(TASK STATEMENT): Everything in the data that follows has to be repeated verbatim.

(SUPPLIED MATERIAL):
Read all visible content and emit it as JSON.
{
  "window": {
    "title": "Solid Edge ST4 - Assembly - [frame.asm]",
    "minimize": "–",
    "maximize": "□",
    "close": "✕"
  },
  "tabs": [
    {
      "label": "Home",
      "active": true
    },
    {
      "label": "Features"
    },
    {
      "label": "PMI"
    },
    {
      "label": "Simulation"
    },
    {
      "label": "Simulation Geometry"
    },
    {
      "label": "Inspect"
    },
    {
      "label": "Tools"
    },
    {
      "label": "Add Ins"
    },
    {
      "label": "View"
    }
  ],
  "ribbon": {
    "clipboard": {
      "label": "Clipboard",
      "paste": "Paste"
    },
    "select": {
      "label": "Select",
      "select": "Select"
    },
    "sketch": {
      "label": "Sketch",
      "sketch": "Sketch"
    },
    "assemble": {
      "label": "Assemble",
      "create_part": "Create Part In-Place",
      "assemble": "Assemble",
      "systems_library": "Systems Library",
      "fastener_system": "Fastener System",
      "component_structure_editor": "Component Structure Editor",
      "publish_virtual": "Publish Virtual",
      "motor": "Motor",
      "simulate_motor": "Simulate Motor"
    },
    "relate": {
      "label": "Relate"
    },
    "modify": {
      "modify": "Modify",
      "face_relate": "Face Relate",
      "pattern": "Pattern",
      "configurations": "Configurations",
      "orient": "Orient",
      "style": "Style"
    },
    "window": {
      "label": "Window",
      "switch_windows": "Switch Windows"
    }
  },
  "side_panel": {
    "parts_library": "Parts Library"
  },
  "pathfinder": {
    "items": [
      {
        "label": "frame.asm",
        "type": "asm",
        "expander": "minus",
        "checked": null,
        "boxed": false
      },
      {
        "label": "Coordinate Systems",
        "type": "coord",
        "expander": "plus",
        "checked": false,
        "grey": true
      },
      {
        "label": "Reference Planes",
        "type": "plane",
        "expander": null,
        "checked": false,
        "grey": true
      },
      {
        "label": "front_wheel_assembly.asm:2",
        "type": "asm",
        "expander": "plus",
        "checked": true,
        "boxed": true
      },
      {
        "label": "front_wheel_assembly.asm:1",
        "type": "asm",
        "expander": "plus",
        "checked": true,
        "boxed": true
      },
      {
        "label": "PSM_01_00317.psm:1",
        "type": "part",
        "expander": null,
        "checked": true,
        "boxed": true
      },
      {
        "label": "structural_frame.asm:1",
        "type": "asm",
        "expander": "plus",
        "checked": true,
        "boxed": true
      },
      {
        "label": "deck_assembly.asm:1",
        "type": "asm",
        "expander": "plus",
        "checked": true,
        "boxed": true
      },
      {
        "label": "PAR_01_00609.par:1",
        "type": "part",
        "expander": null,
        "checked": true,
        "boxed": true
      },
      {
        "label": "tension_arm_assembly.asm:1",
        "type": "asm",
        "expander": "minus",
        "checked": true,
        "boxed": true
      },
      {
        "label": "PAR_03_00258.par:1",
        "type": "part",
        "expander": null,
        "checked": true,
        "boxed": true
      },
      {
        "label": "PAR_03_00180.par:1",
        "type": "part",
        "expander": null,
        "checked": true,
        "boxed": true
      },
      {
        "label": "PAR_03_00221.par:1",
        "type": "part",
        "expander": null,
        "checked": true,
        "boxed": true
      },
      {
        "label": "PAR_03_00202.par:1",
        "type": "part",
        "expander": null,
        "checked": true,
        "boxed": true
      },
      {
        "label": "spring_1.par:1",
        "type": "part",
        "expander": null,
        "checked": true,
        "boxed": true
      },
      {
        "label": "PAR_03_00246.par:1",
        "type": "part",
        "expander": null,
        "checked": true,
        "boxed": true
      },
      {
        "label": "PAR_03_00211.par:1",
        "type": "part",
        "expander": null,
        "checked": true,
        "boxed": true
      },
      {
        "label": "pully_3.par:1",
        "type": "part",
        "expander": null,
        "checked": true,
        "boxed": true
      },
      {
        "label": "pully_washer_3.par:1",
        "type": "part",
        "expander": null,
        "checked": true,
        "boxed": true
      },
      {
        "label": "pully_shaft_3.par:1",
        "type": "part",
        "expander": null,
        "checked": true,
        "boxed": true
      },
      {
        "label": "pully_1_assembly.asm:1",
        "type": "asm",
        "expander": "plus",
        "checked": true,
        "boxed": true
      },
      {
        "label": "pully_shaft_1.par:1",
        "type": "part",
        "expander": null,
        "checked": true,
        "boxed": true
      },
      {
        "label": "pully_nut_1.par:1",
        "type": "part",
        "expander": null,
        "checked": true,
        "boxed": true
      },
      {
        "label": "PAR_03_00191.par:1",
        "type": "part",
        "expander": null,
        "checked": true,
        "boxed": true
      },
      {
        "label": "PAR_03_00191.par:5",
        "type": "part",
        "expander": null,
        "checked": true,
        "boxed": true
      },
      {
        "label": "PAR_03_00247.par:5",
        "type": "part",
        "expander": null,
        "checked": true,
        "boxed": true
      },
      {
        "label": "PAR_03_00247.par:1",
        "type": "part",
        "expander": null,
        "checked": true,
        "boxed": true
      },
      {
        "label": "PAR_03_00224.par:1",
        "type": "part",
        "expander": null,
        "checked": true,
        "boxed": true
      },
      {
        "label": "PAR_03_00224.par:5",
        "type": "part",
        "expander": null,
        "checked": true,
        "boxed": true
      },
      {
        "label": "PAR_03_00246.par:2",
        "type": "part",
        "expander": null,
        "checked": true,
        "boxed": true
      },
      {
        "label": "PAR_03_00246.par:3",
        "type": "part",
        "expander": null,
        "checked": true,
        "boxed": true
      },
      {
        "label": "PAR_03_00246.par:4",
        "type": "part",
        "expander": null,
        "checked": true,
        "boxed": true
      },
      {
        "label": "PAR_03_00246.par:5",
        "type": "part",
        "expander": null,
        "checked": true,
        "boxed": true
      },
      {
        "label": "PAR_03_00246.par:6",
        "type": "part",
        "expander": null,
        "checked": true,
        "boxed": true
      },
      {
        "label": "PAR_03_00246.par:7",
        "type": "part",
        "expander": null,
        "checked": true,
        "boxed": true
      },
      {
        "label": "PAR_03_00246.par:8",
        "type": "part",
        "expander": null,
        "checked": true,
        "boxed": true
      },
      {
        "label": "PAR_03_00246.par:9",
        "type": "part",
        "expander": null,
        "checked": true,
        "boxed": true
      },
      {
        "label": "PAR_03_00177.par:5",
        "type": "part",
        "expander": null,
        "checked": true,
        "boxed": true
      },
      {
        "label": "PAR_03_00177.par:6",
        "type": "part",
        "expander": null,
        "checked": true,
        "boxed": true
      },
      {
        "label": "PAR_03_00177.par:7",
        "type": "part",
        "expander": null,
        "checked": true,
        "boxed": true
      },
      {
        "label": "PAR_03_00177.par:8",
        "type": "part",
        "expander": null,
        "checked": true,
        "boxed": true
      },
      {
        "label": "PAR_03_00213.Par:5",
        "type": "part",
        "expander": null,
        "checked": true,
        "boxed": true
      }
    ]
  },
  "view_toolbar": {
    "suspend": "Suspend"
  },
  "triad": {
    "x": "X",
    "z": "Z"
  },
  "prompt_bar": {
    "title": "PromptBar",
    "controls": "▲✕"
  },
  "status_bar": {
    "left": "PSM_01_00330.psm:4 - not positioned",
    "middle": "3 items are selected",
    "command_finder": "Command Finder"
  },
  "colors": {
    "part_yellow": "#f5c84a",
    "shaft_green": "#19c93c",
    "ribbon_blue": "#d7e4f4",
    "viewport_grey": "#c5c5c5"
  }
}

(YOUR RESPONSE):
Read all visible content and emit it as JSON.
{
  "window": {
    "title": "Solid Edge ST4 - Assembly - [frame.asm]",
    "minimize": "–",
    "maximize": "□",
    "close": "✕"
  },
  "tabs": [
    {
      "label": "Home",
      "active": true
    },
    {
      "label": "Features"
    },
    {
      "label": "PMI"
    },
    {
      "label": "Simulation"
    },
    {
      "label": "Simulation Geometry"
    },
    {
      "label": "Inspect"
    },
    {
      "label": "Tools"
    },
    {
      "label": "Add Ins"
    },
    {
      "label": "View"
    }
  ],
  "ribbon": {
    "clipboard": {
      "label": "Clipboard",
      "paste": "Paste"
    },
    "select": {
      "label": "Select",
      "select": "Select"
    },
    "sketch": {
      "label": "Sketch",
      "sketch": "Sketch"
    },
    "assemble": {
      "label": "Assemble",
      "create_part": "Create Part In-Place",
      "assemble": "Assemble",
      "systems_library": "Systems Library",
      "fastener_system": "Fastener System",
      "component_structure_editor": "Component Structure Editor",
      "publish_virtual": "Publish Virtual",
      "motor": "Motor",
      "simulate_motor": "Simulate Motor"
    },
    "relate": {
      "label": "Relate"
    },
    "modify": {
      "modify": "Modify",
      "face_relate": "Face Relate",
      "pattern": "Pattern",
      "configurations": "Configurations",
      "orient": "Orient",
      "style": "Style"
    },
    "window": {
      "label": "Window",
      "switch_windows": "Switch Windows"
    }
  },
  "side_panel": {
    "parts_library": "Parts Library"
  },
  "pathfinder": {
    "items": [
      {
        "label": "frame.asm",
        "type": "asm",
        "expander": "minus",
        "checked": null,
        "boxed": false
      },
      {
        "label": "Coordinate Systems",
        "type": "coord",
        "expander": "plus",
        "checked": false,
        "grey": true
      },
      {
        "label": "Reference Planes",
        "type": "plane",
        "expander": null,
        "checked": false,
        "grey": true
      },
      {
        "label": "front_wheel_assembly.asm:2",
        "type": "asm",
        "expander": "plus",
        "checked": true,
        "boxed": true
      },
      {
        "label": "front_wheel_assembly.asm:1",
        "type": "asm",
        "expander": "plus",
        "checked": true,
        "boxed": true
      },
      {
        "label": "PSM_01_00317.psm:1",
        "type": "part",
        "expander": null,
        "checked": true,
        "boxed": true
      },
      {
        "label": "structural_frame.asm:1",
        "type": "asm",
        "expander": "plus",
        "checked": true,
        "boxed": true
      },
      {
        "label": "deck_assembly.asm:1",
        "type": "asm",
        "expander": "plus",
        "checked": true,
        "boxed": true
      },
      {
        "label": "PAR_01_00609.par:1",
        "type": "part",
        "expander": null,
        "checked": true,
        "boxed": true
      },
      {
        "label": "tension_arm_assembly.asm:1",
        "type": "asm",
        "expander": "minus",
        "checked": true,
        "boxed": true
      },
      {
        "label": "PAR_03_00258.par:1",
        "type": "part",
        "expander": null,
        "checked": true,
        "boxed": true
      },
      {
        "label": "PAR_03_00180.par:1",
        "type": "part",
        "expander": null,
        "checked": true,
        "boxed": true
      },
      {
        "label": "PAR_03_00221.par:1",
        "type": "part",
        "expander": null,
        "checked": true,
        "boxed": true
      },
      {
        "label": "PAR_03_00202.par:1",
        "type": "part",
        "expander": null,
        "checked": true,
        "boxed": true
      },
      {
        "label": "spring_1.par:1",
        "type": "part",
        "expander": null,
        "checked": true,
        "boxed": true
      },
      {
        "label": "PAR_03_00246.par:1",
        "type": "part",
        "expander": null,
        "checked": true,
        "boxed": true
      },
      {
        "label": "PAR_03_00211.par:1",
        "type": "part",
        "expander": null,
        "checked": true,
        "boxed": true
      },
      {
        "label": "pully_3.par:1",
        "type": "part",
        "expander": null,
        "checked": true,
        "boxed": true
      },
      {
        "label": "pully_washer_3.par:1",
        "type": "part",
        "expander": null,
        "checked": true,
        "boxed": true
      },
      {
        "label": "pully_shaft_3.par:1",
        "type": "part",
        "expander": null,
        "checked": true,
        "boxed": true
      },
      {
        "label": "pully_1_assembly.asm:1",
        "type": "asm",
        "expander": "plus",
        "checked": true,
        "boxed": true
      },
      {
        "label": "pully_shaft_1.par:1",
        "type": "part",
        "expander": null,
        "checked": true,
        "boxed": true
      },
      {
        "label": "pully_nut_1.par:1",
        "type": "part",
        "expander": null,
        "checked": true,
        "boxed": true
      },
      {
        "label": "PAR_03_00191.par:1",
        "type": "part",
        "expander": null,
        "checked": true,
        "boxed": true
      },
      {
        "label": "PAR_03_00191.par:5",
        "type": "part",
        "expander": null,
        "checked": true,
        "boxed": true
      },
      {
        "label": "PAR_03_00247.par:5",
        "type": "part",
        "expander": null,
        "checked": true,
        "boxed": true
      },
      {
        "label": "PAR_03_00247.par:1",
        "type": "part",
        "expander": null,
        "checked": true,
        "boxed": true
      },
      {
        "label": "PAR_03_00224.par:1",
        "type": "part",
        "expander": null,
        "checked": true,
        "boxed": true
      },
      {
        "label": "PAR_03_00224.par:5",
        "type": "part",
        "expander": null,
        "checked": true,
        "boxed": true
      },
      {
        "label": "PAR_03_00246.par:2",
        "type": "part",
        "expander": null,
        "checked": true,
        "boxed": true
      },
      {
        "label": "PAR_03_00246.par:3",
        "type": "part",
        "expander": null,
        "checked": true,
        "boxed": true
      },
      {
        "label": "PAR_03_00246.par:4",
        "type": "part",
        "expander": null,
        "checked": true,
        "boxed": true
      },
      {
        "label": "PAR_03_00246.par:5",
        "type": "part",
        "expander": null,
        "checked": true,
        "boxed": true
      },
      {
        "label": "PAR_03_00246.par:6",
        "type": "part",
        "expander": null,
        "checked": true,
        "boxed": true
      },
      {
        "label": "PAR_03_00246.par:7",
        "type": "part",
        "expander": null,
        "checked": true,
        "boxed": true
      },
      {
        "label": "PAR_03_00246.par:8",
        "type": "part",
        "expander": null,
        "checked": true,
        "boxed": true
      },
      {
        "label": "PAR_03_00246.par:9",
        "type": "part",
        "expander": null,
        "checked": true,
        "boxed": true
      },
      {
        "label": "PAR_03_00177.par:5",
        "type": "part",
        "expander": null,
        "checked": true,
        "boxed": true
      },
      {
        "label": "PAR_03_00177.par:6",
        "type": "part",
        "expander": null,
        "checked": true,
        "boxed": true
      },
      {
        "label": "PAR_03_00177.par:7",
        "type": "part",
        "expander": null,
        "checked": true,
        "boxed": true
      },
      {
        "label": "PAR_03_00177.par:8",
        "type": "part",
        "expander": null,
        "checked": true,
        "boxed": true
      },
      {
        "label": "PAR_03_00213.Par:5",
        "type": "part",
        "expander": null,
        "checked": true,
        "boxed": true
      }
    ]
  },
  "view_toolbar": {
    "suspend": "Suspend"
  },
  "triad": {
    "x": "X",
    "z": "Z"
  },
  "prompt_bar": {
    "title": "PromptBar",
    "controls": "▲✕"
  },
  "status_bar": {
    "left": "PSM_01_00330.psm:4 - not positioned",
    "middle": "3 items are selected",
    "command_finder": "Command Finder"
  },
  "colors": {
    "part_yellow": "#f5c84a",
    "shaft_green": "#19c93c",
    "ribbon_blue": "#d7e4f4",
    "viewport_grey": "#c5c5c5"
  }
}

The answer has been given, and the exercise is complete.